There are a number of benefits from wildland fire such as forest reproduction, habitat improvement, and reduction of threats from insects and diseases. However, along with these benefits are threats to human life, property and air quality. The trade-off between wildfire benefits and costs causes differences in public beliefs about fire management. We surveyed residents of the wildland-urban interface to determine the effects of contextual factors such as location of the forest, its primary use, wildfire history, and current fire conditions on acceptability of prescribed burning, mechanical thinning, and doing nothing. The current condition of the forest was the most important factor influencing support/opposition of management strategies for both individualists and non-individualists. The importance of forest proximity, wildfire history, and forest use depended on the management strategy under consideration and group. Results will help inform land managers in making fire management prescriptions and communicating with the public about those decisions.
|Original language||English (US)|
|Number of pages||11|
|Journal||Human Ecology Review|
|State||Published - Dec 1 2007|
All Science Journal Classification (ASJC) codes
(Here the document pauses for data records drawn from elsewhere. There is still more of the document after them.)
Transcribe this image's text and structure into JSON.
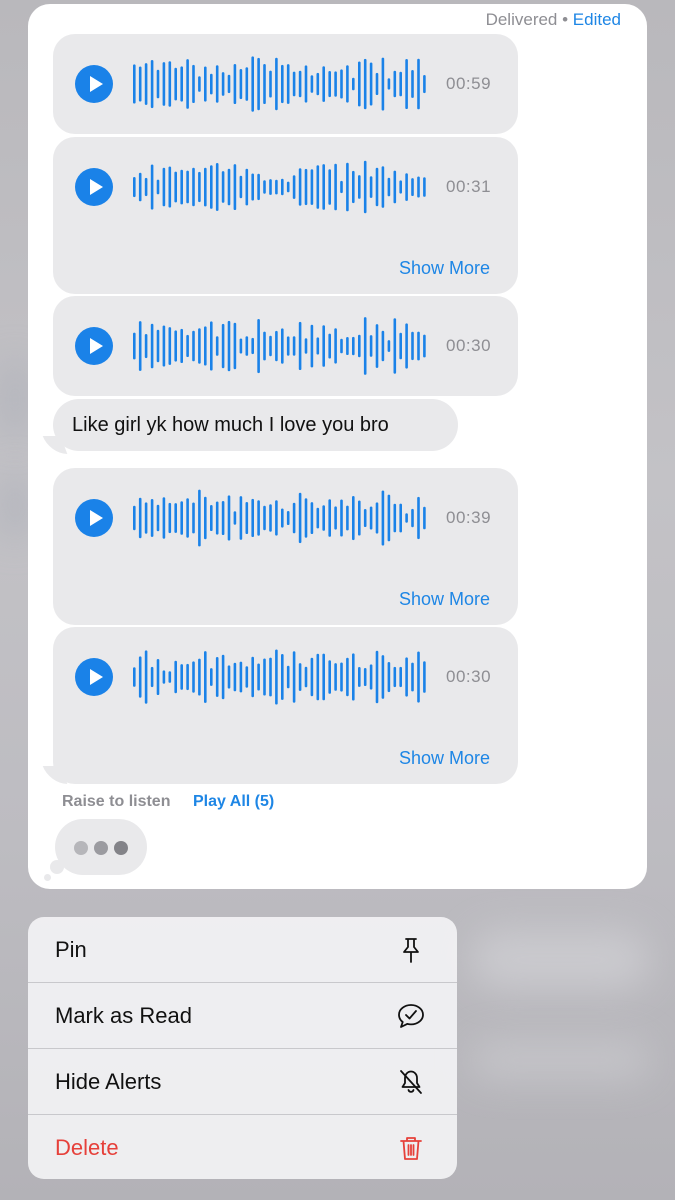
{
  "status": {
    "delivered": "Delivered",
    "separator": " • ",
    "edited": "Edited"
  },
  "audio_messages": [
    {
      "duration": "00:59",
      "show_more": ""
    },
    {
      "duration": "00:31",
      "show_more": "Show More"
    },
    {
      "duration": "00:30",
      "show_more": ""
    },
    {
      "duration": "00:39",
      "show_more": "Show More"
    },
    {
      "duration": "00:30",
      "show_more": "Show More"
    }
  ],
  "text_message": "Like girl yk how much I love you bro",
  "footer": {
    "raise_to_listen": "Raise to listen",
    "play_all": "Play All (5)"
  },
  "menu": [
    {
      "label": "Pin",
      "icon": "pin-icon"
    },
    {
      "label": "Mark as Read",
      "icon": "chat-check-icon"
    },
    {
      "label": "Hide Alerts",
      "icon": "bell-slash-icon"
    },
    {
      "label": "Delete",
      "icon": "trash-icon"
    }
  ],
  "colors": {
    "accent": "#1a82e8",
    "bubble": "#e9e9eb",
    "danger": "#e6403a",
    "typing_dot": "#9b9ba0"
  }
}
- Geography, Planning and Development
- Management, Monitoring, Policy and Law